Thousands of the random forest models (RFM) were built using flux station data, thus generating thousands of determination coefficients (R2) at test stations. Based on the R2 and Euclidean distance, the R2 simulation model was built by using multiple linear regression to evaluate the applicability of RFM on meteorological stations. So that the RFMs can be transferred to meteorological stations to simulate the carbon-water fluxes.
The results indicated that 84.5% and 99.1% of the meteorological stations (N=4466) could produce the daily carbon and water fluxes when using remote sensing (RS) variables in the RFM construction, respectively. Without the use of the RS variables, 68.2% and 98.7% of the meteorological stations (N=6849) could produce the daily carbon and water fluxes, respectively.
Fig. 1 Research framework. R2, determination coefficient; MLR, multiple linear regression. N/A (not applicable) indicates that the RFM could not be transferred to the specific meteorological stations. NEE-RS: net ecosystem exchange (NEE) based on the RFM with remote sensing (RS); WF-RS: water flux (WF) based on the RFM with RS; these explain the fact that the RS variables were used in the RFM construction. NEE-WRS: NEE based on the RFM without RS; WF-WRS: WF based on the RFM without RS; these demonstrate that the RS variables were not applied in the RFM construction. RS variables include the fraction of the photosynthetically active radiation, enhanced vegetation index, land surface water index and surface reflectance for the Moderate Resolution Imaging Spectroradiometer bands 1–7. (Image by Prof. LUO Geping’s gruop)

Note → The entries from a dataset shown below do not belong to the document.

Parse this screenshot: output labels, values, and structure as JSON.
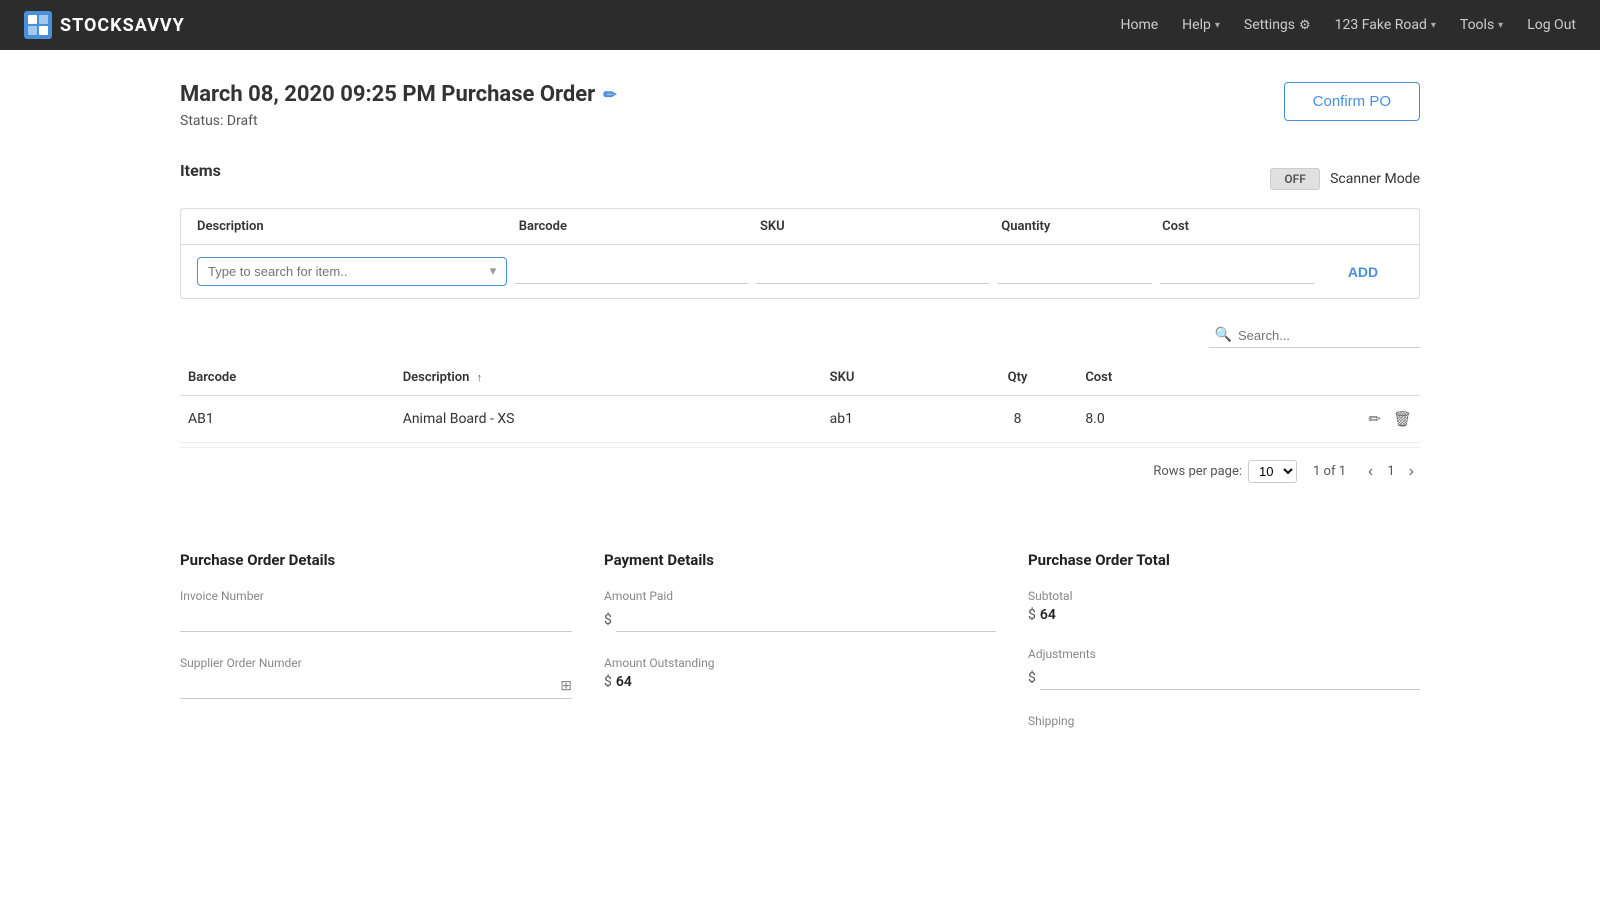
{
  "brand": {
    "name": "STOCKSAVVY"
  },
  "navbar": {
    "home": "Home",
    "help": "Help",
    "settings": "Settings",
    "location": "123 Fake Road",
    "tools": "Tools",
    "logout": "Log Out"
  },
  "page": {
    "title": "March 08, 2020 09:25 PM Purchase Order",
    "status": "Status: Draft",
    "confirm_btn": "Confirm PO"
  },
  "items_section": {
    "label": "Items",
    "scanner_off": "OFF",
    "scanner_mode": "Scanner Mode",
    "search_placeholder": "Type to search for item.."
  },
  "add_table": {
    "headers": {
      "description": "Description",
      "barcode": "Barcode",
      "sku": "SKU",
      "quantity": "Quantity",
      "cost": "Cost"
    },
    "add_btn": "ADD"
  },
  "items_list": {
    "search_placeholder": "Search...",
    "headers": {
      "barcode": "Barcode",
      "description": "Description",
      "sku": "SKU",
      "qty": "Qty",
      "cost": "Cost"
    },
    "rows": [
      {
        "barcode": "AB1",
        "description": "Animal Board - XS",
        "sku": "ab1",
        "qty": "8",
        "cost": "8.0"
      }
    ]
  },
  "pagination": {
    "rows_per_page_label": "Rows per page:",
    "rows_per_page_value": "10",
    "page_info": "1 of 1",
    "current_page": "1"
  },
  "purchase_order_details": {
    "title": "Purchase Order Details",
    "invoice_number_label": "Invoice Number",
    "invoice_number_value": "",
    "supplier_order_label": "Supplier Order Numder",
    "supplier_order_value": ""
  },
  "payment_details": {
    "title": "Payment Details",
    "amount_paid_label": "Amount Paid",
    "amount_paid_symbol": "$",
    "amount_paid_value": "",
    "amount_outstanding_label": "Amount Outstanding",
    "amount_outstanding_symbol": "$",
    "amount_outstanding_value": "64"
  },
  "po_total": {
    "title": "Purchase Order Total",
    "subtotal_label": "Subtotal",
    "subtotal_symbol": "$",
    "subtotal_value": "64",
    "adjustments_label": "Adjustments",
    "adjustments_symbol": "$",
    "adjustments_value": "",
    "shipping_label": "Shipping"
  }
}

The research results of this study can be used for precise carbon sequestration accounting throughout the entire life cycle of ecological carbon sequestration forests, degraded grassland restoration projects, or protected areas established. It is expected to provide technical, methodological, and data support for ecological carbon sink accounting and carbon sink trading in the "carbon neutrality" goal. The research ideas and methods created in this project can also be applied to relevant model research in the field of geographical ecology, significantly improving its simulation accuracy. This study can provide technical, methodological, and data support for ecological carbon sink accounting and carbon sink trading in the "carbon neutrality" goal.
The study was done at Xinjiang Institute of Ecology and Geography, Chinese Academy of Sciences.
The work was supported by the Tianshan Talent Cultivation, the Key Projects of the Natural Science Foundation of Xinjiang Autonomous Region and the China Scholarship Council.
Xinjiang Institute of Ecology and Geography, Chinese Academy of Sciences